Prof RPA Janssen MD PhD is member of the...
Measurement properties of the OARSI core set of performance-based measures for hip osteoarthritis. A prospective cohort study on reliability, construct validity and responsiveness in 90 hip osteoarthritis patients.

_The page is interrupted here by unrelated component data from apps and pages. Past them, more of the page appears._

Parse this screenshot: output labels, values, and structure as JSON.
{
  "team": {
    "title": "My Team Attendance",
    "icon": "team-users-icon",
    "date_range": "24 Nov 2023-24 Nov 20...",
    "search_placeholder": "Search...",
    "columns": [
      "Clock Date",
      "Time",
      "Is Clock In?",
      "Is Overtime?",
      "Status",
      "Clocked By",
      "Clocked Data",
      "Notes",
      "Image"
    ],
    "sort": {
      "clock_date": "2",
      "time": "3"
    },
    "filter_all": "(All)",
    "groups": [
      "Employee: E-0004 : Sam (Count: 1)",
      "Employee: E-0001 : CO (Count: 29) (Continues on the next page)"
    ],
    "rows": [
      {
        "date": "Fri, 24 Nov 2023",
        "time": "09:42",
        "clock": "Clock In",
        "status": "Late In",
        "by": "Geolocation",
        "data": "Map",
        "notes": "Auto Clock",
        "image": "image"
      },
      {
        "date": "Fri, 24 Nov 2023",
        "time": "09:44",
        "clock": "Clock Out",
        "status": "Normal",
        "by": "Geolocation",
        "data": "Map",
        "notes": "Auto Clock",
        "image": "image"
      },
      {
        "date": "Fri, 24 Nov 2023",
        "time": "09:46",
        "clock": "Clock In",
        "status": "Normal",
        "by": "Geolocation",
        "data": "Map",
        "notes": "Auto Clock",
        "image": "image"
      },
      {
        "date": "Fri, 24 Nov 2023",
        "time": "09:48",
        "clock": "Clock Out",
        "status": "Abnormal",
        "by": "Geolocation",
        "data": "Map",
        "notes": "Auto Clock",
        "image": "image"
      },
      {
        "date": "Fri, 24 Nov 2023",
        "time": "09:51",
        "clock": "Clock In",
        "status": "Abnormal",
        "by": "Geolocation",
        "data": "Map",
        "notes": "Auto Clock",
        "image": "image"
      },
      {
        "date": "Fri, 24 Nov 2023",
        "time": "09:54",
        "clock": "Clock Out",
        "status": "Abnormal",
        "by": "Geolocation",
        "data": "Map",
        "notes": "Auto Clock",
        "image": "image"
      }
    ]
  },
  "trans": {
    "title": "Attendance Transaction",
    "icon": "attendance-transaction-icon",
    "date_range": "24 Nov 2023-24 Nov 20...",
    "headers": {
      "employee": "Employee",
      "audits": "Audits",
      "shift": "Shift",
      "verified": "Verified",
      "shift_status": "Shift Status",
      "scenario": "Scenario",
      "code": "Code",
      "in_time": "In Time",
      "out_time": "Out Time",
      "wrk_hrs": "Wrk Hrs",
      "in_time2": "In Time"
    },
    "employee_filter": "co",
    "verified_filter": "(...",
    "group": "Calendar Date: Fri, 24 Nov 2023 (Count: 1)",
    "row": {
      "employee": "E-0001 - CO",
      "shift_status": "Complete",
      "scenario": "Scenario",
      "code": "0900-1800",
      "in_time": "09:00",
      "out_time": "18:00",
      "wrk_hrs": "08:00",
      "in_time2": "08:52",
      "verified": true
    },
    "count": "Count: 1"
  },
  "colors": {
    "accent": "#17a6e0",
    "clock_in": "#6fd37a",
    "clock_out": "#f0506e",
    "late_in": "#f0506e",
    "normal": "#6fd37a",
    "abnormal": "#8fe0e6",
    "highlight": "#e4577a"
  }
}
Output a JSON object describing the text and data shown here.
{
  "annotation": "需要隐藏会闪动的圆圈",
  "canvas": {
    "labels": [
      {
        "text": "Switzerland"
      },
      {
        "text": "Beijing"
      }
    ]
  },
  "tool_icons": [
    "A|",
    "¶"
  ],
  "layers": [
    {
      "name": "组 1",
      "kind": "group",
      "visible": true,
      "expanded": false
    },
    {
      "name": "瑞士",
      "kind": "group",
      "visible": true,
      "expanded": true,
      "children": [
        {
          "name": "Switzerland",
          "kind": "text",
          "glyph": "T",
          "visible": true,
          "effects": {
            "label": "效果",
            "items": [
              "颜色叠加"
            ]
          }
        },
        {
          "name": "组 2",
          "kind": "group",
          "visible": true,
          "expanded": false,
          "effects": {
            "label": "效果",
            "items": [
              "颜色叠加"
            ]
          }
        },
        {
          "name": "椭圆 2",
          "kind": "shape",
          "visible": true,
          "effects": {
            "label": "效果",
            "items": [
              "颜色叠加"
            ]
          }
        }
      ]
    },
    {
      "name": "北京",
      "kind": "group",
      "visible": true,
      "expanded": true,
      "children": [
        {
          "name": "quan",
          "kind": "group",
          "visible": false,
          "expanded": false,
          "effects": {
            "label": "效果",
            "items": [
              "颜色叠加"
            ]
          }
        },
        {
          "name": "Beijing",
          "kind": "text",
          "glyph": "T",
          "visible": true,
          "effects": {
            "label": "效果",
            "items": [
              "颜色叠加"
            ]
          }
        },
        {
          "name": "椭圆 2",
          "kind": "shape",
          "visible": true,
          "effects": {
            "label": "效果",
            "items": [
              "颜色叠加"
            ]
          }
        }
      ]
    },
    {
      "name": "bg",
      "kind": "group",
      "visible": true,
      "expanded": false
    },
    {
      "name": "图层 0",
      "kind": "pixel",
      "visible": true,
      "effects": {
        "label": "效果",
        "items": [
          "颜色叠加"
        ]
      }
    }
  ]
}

Background and purpose – Improvement of physical function is one of the main treatment goals in severe hip osteoarthritis (OA) patients. The Osteoarthritis Research Society International (OARSI) has identified a core set of performance-based tests to assess the construct physical function: 30-s chair stand test (30-s CST), 4×10-meter fast-paced walk test (40 m FPWT), and a stair-climb test. Despite this recommendation, available evidence on the measurement properties is limited. We evaluated the reliability, validity, and responsiveness of these performance-based measures in patients with hip OA scheduled for total hip arthroplasty (THA). Patients and methods – Baseline and 12-month follow-up measurements were prospectively obtained in 90 end-stage hip OA patients who underwent THA. As there is no gold standard for comparison, the hypothesis testing method was used for construct validity and responsiveness analysis. A test can be assumed valid if ≥75% of predefined hypotheses are confirmed. A subgroup (n = 30) underwent test-retest measurements for reliability analysis. The Oxford Hip Score, Hip injury and Osteoarthritis Outcome Score-Physical Function Short Form, pain during activity score, and muscle strength were used as comparator instruments. Results – Test-retest reliability was appropriate; intraclass correlation coefficient values exceeded 0.70 for all 3 tests. None of the performance-based measures reached 75% hypothesis confirmation for the construct validity or responsiveness analysis. Interpretation – The performance-based tests have good reliability in the assessment of physical function. Construct validity and responsiveness, using patient-reported measures and muscle strength as comparator instruments, could not be confirmed. Therefore, our findings do not justify their use for clinical practice.